10. A data transmitting system as defined in claim 3 in which said first and second information register means are connected to the register elements of a utility meter.

1 1. A data transmitting system as defined in claim 3 wherein said control signal is a voltage signal with said first level voltage signal having a positive polarity and said second level voltage signal having a negative polarity.

12. A data transmitting system comprising:

an exciting means for producing a control signal having a first level and a second level;

a transponder means connectable to receive and responsive to the control signal comprising a first information means for producing a first information output signal in response to the first level control signal, a second information means for producing a second information output signal in response to the second level control signal, a reference means for producing a reference output signal in response to the first level control signal; and

a timing means for controlling the reference means and the first information means to effect operation of said reference means during a first selected portion of the duration of the first level control signal to thereby produce the reference output signal during said first selected portion and to operate the first information means during a second selected portion of the duration of said first level control signal to thereby produce the first information output signal during said second selected portion.

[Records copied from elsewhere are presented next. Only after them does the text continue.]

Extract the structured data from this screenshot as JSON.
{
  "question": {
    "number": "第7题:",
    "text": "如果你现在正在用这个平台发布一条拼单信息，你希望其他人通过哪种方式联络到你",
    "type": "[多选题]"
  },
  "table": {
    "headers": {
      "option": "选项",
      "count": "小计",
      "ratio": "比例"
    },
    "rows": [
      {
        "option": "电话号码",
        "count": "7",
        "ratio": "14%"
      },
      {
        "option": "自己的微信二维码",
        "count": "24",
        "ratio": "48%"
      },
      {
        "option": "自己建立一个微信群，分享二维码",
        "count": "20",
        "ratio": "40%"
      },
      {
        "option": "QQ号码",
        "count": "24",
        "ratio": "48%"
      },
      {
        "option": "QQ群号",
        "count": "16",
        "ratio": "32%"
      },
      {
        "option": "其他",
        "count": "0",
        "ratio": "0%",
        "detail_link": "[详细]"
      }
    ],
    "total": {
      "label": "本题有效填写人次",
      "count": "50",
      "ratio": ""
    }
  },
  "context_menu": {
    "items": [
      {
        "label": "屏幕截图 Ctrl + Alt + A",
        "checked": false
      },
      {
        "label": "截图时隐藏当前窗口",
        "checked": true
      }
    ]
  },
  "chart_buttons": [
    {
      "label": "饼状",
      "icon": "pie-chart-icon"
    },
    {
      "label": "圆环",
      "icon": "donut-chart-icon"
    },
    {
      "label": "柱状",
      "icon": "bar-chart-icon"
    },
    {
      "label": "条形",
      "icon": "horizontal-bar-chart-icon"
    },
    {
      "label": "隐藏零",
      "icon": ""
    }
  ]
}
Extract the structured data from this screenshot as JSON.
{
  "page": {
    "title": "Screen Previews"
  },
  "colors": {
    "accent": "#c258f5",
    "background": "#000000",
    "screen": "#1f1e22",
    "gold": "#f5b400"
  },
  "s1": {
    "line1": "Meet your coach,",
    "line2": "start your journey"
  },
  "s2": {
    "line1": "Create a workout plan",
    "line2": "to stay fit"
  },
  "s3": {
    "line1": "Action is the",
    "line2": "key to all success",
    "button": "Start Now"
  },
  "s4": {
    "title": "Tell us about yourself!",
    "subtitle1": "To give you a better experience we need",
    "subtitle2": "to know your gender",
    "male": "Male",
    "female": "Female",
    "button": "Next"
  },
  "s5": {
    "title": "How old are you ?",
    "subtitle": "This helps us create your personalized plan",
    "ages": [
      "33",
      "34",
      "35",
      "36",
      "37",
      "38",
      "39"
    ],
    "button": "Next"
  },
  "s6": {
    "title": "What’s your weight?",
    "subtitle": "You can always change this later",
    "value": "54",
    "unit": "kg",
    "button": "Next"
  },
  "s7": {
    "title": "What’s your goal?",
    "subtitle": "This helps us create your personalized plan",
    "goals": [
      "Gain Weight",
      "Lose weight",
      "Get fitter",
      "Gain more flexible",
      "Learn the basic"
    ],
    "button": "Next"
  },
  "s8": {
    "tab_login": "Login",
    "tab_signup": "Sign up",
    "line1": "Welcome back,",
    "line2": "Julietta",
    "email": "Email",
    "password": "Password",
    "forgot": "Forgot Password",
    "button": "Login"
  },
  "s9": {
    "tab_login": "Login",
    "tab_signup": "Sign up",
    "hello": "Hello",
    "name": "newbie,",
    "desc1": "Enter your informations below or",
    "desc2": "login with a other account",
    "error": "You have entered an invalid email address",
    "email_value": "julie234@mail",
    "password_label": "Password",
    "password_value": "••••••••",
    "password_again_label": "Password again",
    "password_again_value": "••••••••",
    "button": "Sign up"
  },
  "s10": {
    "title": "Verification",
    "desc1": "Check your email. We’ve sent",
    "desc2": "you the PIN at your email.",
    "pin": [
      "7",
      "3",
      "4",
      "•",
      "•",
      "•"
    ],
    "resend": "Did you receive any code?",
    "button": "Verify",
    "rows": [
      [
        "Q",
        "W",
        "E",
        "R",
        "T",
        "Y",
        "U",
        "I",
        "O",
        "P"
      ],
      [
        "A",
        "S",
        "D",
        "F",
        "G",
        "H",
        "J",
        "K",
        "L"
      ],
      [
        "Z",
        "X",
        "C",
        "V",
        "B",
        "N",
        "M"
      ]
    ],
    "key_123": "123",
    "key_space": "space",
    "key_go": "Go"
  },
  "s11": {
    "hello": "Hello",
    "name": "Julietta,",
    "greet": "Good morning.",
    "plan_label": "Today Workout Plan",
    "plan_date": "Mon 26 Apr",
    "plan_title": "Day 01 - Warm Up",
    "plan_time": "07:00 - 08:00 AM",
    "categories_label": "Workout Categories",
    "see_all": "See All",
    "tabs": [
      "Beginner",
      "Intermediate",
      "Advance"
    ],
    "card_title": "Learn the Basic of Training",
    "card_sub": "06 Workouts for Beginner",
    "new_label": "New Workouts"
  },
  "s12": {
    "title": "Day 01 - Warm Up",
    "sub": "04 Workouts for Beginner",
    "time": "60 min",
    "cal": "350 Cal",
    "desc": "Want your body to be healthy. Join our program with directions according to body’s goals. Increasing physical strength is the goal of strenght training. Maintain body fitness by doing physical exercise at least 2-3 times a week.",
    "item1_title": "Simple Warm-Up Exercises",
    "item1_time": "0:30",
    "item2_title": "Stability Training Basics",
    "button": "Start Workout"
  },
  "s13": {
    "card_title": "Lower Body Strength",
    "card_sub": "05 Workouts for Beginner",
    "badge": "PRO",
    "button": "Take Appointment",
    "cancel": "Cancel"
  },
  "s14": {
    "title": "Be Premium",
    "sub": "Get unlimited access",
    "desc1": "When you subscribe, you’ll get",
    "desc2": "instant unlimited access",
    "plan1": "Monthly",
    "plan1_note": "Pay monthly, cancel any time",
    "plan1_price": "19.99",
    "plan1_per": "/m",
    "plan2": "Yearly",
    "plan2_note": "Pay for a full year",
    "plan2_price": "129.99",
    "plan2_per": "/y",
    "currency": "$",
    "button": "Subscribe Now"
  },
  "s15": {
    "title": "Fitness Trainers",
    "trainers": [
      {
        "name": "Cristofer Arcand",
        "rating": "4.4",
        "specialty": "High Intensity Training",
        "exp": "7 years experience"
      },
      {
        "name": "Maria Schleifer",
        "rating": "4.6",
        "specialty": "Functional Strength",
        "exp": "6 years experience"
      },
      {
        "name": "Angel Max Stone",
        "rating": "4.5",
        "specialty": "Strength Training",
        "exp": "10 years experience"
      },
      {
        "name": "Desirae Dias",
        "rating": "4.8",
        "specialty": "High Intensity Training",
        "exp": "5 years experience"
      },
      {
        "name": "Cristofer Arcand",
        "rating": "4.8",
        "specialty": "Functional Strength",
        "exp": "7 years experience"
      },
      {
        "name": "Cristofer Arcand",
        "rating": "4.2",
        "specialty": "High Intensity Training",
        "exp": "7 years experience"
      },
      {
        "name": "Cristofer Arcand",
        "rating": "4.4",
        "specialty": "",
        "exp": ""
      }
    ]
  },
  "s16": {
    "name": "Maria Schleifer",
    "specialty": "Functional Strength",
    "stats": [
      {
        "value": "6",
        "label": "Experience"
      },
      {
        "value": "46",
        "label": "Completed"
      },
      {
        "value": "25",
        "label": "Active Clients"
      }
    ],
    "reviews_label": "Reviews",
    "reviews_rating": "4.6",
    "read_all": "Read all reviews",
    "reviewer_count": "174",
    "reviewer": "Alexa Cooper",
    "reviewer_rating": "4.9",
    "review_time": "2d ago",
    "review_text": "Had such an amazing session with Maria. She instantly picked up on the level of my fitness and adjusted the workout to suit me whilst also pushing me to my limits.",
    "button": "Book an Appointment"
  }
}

Referenced by
Citing PatentFiling datePublication dateApplicantTitle
US3829835 *Sep 20, 1972Aug 13, 1974Mc Graw Edison CoMulti-signal encoder and transponder
US4004097 *Jan 3, 1975Jan 18, 1977Badger Meter, Inc.Automatic meter reading device
US4147983 *Nov 21, 1977Apr 3, 1979Westinghouse Electric Corp.Remote meter reading maximum KW demand meter
US4614945 *Feb 20, 1985Sep 30, 1986Diversified Energies, Inc.Automatic/remote RF instrument reading method and apparatus
US4646084 *Jun 21, 1985Feb 24, 1987Energy Innovations, Inc.Meter reading methods and apparatus
US4881070 *Mar 22, 1989Nov 14, 1989Energy Innovations, Inc.Meter reading methods and apparatus
Classifications
U.S. Classification340/870.2
International ClassificationH04M11/00
Cooperative ClassificationH04M11/002
European ClassificationH04M11/00A